## [Activity]
Every record below needs to be written out exactly, apart from the pictures.

Top of Provided records

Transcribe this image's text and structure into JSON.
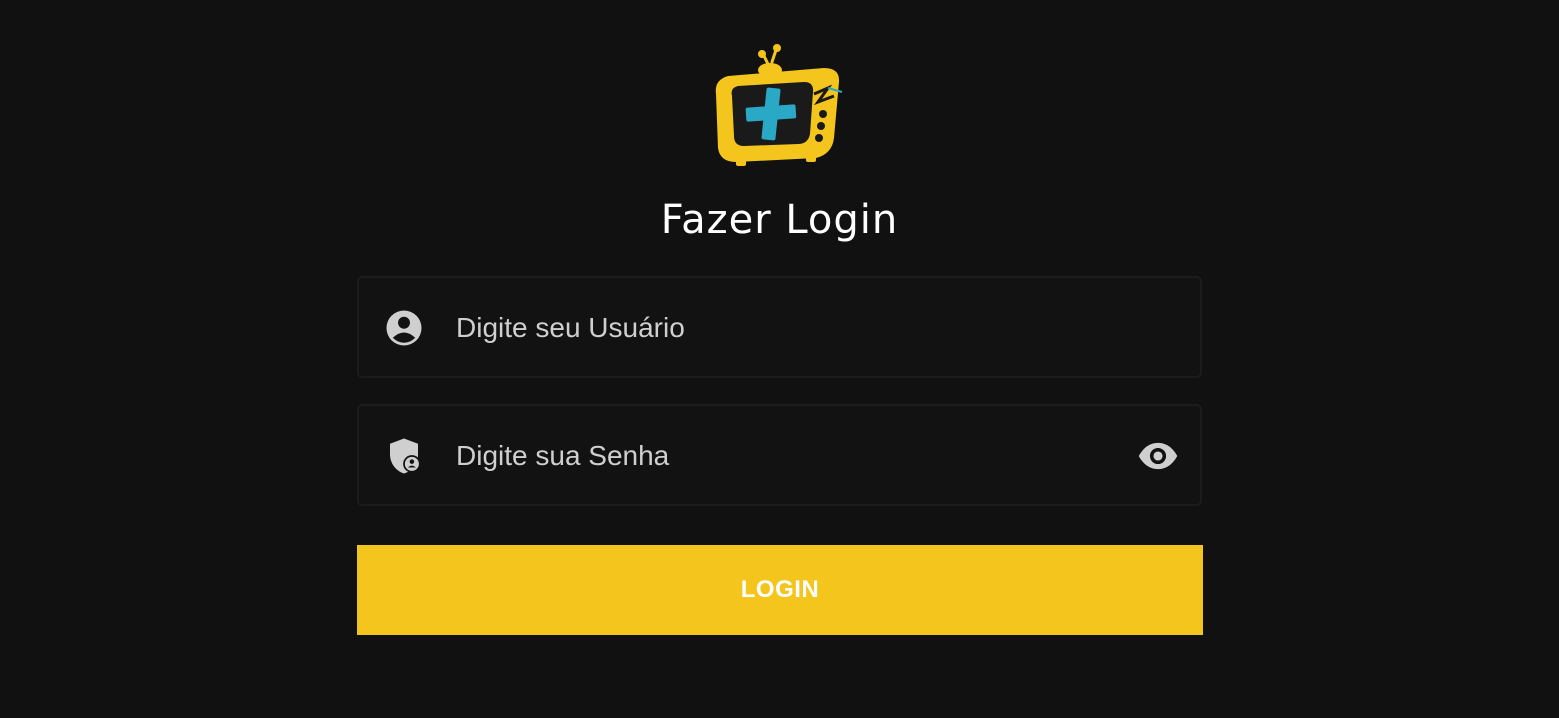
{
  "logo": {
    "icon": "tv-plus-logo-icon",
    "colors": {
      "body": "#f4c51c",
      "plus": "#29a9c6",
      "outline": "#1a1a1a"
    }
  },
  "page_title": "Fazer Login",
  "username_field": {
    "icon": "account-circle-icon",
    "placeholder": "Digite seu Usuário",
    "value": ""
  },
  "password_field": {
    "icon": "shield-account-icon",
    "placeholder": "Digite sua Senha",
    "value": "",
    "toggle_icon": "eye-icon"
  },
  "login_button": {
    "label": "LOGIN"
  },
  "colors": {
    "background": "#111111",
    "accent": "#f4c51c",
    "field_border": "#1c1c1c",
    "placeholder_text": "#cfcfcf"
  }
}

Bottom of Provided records

## [Answer for the task]
Transcribe this image's text and structure into JSON.
{
  "logo": {
    "icon": "tv-plus-logo-icon",
    "colors": {
      "body": "#f4c51c",
      "plus": "#29a9c6",
      "outline": "#1a1a1a"
    }
  },
  "page_title": "Fazer Login",
  "username_field": {
    "icon": "account-circle-icon",
    "placeholder": "Digite seu Usuário",
    "value": ""
  },
  "password_field": {
    "icon": "shield-account-icon",
    "placeholder": "Digite sua Senha",
    "value": "",
    "toggle_icon": "eye-icon"
  },
  "login_button": {
    "label": "LOGIN"
  },
  "colors": {
    "background": "#111111",
    "accent": "#f4c51c",
    "field_border": "#1c1c1c",
    "placeholder_text": "#cfcfcf"
  }
}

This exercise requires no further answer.